▶ _Task to carry out_: Return the entries below in their exact form, leaving the pictures out.

Extracted data entries
--- START ---

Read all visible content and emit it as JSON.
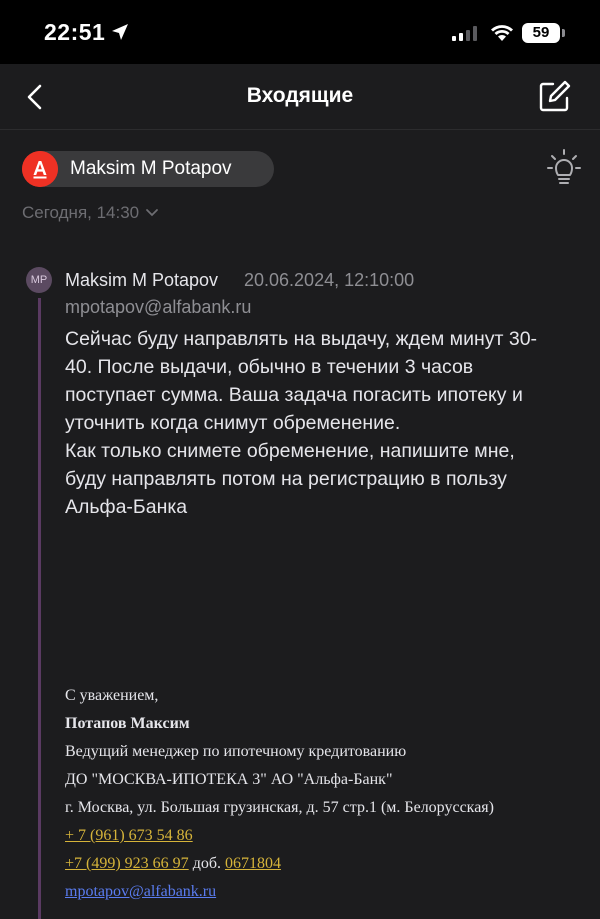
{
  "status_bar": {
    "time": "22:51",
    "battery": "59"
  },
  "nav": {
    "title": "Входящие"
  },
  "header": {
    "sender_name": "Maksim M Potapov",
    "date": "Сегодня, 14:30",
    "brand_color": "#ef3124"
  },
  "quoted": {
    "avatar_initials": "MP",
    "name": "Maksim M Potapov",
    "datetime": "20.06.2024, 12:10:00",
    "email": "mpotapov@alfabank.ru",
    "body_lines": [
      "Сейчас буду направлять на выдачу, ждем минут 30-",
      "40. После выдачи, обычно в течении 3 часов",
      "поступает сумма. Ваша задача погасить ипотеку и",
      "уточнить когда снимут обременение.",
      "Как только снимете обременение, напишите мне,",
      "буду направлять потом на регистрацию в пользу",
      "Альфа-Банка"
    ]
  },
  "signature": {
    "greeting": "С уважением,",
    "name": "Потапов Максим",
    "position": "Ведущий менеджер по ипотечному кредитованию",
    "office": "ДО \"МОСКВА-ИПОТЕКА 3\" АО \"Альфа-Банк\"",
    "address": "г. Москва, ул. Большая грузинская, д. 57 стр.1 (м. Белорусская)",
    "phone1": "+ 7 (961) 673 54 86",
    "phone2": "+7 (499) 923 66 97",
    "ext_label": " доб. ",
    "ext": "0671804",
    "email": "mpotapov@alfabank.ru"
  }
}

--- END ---

▶ _Answer space_:
Read all visible content and emit it as JSON.
{
  "status_bar": {
    "time": "22:51",
    "battery": "59"
  },
  "nav": {
    "title": "Входящие"
  },
  "header": {
    "sender_name": "Maksim M Potapov",
    "date": "Сегодня, 14:30",
    "brand_color": "#ef3124"
  },
  "quoted": {
    "avatar_initials": "MP",
    "name": "Maksim M Potapov",
    "datetime": "20.06.2024, 12:10:00",
    "email": "mpotapov@alfabank.ru",
    "body_lines": [
      "Сейчас буду направлять на выдачу, ждем минут 30-",
      "40. После выдачи, обычно в течении 3 часов",
      "поступает сумма. Ваша задача погасить ипотеку и",
      "уточнить когда снимут обременение.",
      "Как только снимете обременение, напишите мне,",
      "буду направлять потом на регистрацию в пользу",
      "Альфа-Банка"
    ]
  },
  "signature": {
    "greeting": "С уважением,",
    "name": "Потапов Максим",
    "position": "Ведущий менеджер по ипотечному кредитованию",
    "office": "ДО \"МОСКВА-ИПОТЕКА 3\" АО \"Альфа-Банк\"",
    "address": "г. Москва, ул. Большая грузинская, д. 57 стр.1 (м. Белорусская)",
    "phone1": "+ 7 (961) 673 54 86",
    "phone2": "+7 (499) 923 66 97",
    "ext_label": " доб. ",
    "ext": "0671804",
    "email": "mpotapov@alfabank.ru"
  }
}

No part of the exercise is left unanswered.